Problem to work on: Filter the listing below down to the lines containing the word "value".

____________________

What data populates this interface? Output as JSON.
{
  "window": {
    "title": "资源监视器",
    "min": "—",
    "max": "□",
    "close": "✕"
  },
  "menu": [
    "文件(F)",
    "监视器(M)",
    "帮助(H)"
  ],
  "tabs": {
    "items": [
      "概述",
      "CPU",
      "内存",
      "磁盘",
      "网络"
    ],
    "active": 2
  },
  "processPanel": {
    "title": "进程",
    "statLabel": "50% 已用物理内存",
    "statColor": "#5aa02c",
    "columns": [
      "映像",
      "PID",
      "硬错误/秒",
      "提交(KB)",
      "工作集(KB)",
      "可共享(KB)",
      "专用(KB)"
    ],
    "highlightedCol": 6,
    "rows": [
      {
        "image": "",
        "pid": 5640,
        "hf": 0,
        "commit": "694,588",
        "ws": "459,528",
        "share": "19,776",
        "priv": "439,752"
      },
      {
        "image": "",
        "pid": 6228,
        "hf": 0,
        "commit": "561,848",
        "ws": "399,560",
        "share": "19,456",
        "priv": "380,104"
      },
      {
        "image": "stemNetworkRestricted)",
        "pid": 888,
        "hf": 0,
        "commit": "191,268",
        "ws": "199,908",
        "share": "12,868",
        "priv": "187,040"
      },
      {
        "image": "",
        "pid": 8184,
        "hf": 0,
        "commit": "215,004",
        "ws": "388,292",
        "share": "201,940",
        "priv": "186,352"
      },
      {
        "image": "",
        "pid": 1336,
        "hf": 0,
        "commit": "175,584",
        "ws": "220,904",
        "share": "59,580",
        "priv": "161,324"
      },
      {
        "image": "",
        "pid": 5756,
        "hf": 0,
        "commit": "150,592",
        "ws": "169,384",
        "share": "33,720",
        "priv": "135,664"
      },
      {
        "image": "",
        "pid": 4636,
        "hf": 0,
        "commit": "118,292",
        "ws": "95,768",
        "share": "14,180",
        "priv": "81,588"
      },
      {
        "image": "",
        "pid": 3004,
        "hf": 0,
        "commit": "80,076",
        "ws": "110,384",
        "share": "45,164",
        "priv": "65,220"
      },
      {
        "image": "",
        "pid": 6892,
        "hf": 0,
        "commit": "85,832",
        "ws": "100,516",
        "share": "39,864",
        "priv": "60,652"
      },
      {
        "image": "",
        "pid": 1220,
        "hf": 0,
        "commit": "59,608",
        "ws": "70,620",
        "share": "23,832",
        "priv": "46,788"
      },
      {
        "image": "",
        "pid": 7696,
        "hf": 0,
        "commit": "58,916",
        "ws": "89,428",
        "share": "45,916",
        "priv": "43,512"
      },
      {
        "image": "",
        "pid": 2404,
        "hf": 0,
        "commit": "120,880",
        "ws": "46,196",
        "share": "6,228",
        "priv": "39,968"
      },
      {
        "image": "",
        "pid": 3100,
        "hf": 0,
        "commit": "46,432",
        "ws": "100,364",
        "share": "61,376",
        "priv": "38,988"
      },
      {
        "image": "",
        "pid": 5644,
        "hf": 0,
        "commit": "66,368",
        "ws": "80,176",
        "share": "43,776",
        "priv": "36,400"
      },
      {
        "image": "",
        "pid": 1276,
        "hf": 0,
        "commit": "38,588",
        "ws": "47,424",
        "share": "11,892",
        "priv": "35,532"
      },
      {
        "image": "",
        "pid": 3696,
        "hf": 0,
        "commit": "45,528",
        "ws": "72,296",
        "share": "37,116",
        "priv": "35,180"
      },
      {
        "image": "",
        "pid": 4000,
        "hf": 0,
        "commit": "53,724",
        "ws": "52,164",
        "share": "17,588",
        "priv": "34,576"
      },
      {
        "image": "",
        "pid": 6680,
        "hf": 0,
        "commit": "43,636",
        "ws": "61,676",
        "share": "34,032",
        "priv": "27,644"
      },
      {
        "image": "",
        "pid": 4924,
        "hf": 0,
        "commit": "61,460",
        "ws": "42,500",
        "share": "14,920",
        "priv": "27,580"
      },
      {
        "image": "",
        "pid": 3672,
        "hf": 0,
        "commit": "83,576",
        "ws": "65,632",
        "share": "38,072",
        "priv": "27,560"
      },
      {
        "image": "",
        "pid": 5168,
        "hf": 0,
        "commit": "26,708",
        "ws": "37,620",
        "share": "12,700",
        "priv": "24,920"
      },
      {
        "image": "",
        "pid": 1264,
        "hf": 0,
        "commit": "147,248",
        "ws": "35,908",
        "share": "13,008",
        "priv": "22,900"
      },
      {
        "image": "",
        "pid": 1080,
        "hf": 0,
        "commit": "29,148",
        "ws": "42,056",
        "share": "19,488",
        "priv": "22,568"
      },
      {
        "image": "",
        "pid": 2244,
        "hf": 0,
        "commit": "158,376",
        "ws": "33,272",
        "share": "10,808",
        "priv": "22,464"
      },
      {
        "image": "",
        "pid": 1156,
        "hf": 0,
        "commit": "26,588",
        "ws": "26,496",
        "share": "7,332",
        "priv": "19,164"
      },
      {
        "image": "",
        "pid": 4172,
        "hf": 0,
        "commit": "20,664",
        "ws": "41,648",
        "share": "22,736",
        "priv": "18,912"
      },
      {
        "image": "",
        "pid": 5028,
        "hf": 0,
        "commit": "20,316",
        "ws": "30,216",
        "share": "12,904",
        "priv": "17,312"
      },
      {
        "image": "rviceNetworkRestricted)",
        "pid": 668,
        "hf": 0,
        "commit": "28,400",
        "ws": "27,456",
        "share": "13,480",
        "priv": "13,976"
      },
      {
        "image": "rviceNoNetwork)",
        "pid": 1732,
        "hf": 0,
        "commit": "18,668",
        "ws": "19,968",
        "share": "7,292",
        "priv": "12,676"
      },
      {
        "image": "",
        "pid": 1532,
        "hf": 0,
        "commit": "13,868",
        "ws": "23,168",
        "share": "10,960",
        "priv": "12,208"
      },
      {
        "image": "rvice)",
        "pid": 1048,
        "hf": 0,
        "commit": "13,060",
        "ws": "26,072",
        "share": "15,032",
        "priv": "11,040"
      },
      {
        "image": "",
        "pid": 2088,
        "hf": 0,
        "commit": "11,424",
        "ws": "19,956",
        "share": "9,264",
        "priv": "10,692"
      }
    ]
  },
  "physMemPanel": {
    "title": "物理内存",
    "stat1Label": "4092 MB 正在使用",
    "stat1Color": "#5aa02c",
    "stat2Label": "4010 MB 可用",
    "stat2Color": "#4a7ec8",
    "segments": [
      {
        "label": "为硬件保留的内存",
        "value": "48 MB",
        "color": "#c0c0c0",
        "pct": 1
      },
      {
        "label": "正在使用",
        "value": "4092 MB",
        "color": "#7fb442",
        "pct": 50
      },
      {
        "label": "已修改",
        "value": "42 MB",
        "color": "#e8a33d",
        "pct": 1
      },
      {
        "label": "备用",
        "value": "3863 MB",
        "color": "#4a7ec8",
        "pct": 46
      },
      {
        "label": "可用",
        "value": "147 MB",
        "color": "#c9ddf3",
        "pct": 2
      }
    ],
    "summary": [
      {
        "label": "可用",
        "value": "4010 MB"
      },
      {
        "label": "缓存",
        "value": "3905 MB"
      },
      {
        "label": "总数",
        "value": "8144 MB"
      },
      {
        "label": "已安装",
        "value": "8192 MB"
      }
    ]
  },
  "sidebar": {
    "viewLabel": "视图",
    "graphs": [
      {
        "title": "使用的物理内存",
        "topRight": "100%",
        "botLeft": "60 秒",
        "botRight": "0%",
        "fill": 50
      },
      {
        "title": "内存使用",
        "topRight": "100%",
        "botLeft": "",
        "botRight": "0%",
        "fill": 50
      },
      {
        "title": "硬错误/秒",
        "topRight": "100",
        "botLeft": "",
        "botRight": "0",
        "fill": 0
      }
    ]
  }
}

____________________

Final answer:
        "value": "48 MB",
        "value": "4092 MB",
        "value": "42 MB",
        "value": "3863 MB",
        "value": "147 MB",
        "value": "4010 MB"
        "value": "3905 MB"
        "value": "8144 MB"
        "value": "8192 MB"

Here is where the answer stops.